* WORK INSTRUCTION *
For each line below that contains the word "time", return that line.

* MATERIAL FOR THE TASK *
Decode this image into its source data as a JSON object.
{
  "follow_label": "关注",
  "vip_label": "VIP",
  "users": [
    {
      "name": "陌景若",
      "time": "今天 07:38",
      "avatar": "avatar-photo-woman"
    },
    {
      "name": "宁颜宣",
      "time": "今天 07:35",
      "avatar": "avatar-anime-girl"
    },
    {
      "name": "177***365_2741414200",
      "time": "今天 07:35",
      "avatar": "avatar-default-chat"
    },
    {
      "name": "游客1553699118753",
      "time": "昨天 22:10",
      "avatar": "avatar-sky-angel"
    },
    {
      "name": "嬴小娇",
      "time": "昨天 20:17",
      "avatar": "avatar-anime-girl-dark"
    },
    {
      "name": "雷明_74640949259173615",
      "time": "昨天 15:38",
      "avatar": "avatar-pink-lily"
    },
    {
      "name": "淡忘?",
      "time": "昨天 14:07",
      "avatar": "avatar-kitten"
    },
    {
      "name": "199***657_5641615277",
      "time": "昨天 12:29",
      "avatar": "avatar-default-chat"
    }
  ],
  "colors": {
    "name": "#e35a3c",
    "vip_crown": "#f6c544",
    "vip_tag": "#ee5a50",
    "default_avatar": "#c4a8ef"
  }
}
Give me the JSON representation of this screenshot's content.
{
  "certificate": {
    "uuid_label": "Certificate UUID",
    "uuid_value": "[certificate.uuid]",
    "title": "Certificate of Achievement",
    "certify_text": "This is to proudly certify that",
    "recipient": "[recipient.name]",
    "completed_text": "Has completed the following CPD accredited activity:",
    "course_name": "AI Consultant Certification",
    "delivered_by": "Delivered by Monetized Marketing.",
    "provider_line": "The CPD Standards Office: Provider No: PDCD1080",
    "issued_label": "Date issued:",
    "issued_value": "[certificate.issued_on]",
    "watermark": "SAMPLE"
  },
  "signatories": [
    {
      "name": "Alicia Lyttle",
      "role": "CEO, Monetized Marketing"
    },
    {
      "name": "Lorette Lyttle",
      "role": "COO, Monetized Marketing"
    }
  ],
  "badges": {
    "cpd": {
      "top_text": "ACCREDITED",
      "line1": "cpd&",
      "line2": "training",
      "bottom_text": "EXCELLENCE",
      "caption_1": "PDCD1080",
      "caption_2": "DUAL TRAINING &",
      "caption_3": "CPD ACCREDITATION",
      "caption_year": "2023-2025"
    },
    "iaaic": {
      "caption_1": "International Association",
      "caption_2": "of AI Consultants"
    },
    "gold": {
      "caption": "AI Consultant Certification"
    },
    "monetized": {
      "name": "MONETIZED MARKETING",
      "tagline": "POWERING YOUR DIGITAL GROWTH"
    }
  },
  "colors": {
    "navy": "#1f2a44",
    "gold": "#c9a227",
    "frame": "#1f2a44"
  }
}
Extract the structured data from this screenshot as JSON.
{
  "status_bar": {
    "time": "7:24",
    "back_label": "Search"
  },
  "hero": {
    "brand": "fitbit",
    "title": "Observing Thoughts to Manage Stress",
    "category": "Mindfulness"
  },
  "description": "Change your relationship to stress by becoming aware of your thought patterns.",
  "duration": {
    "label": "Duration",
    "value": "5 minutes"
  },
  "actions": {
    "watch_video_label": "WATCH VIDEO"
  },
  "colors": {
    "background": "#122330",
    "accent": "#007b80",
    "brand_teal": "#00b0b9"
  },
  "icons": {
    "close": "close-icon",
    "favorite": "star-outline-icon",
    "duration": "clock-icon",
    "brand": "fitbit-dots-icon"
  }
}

* TASK RESULT *
      "time": "今天 07:38",
      "time": "今天 07:35",
      "time": "今天 07:35",
      "time": "昨天 22:10",
      "time": "昨天 20:17",
      "time": "昨天 15:38",
      "time": "昨天 14:07",
      "time": "昨天 12:29",
    "time": "7:24",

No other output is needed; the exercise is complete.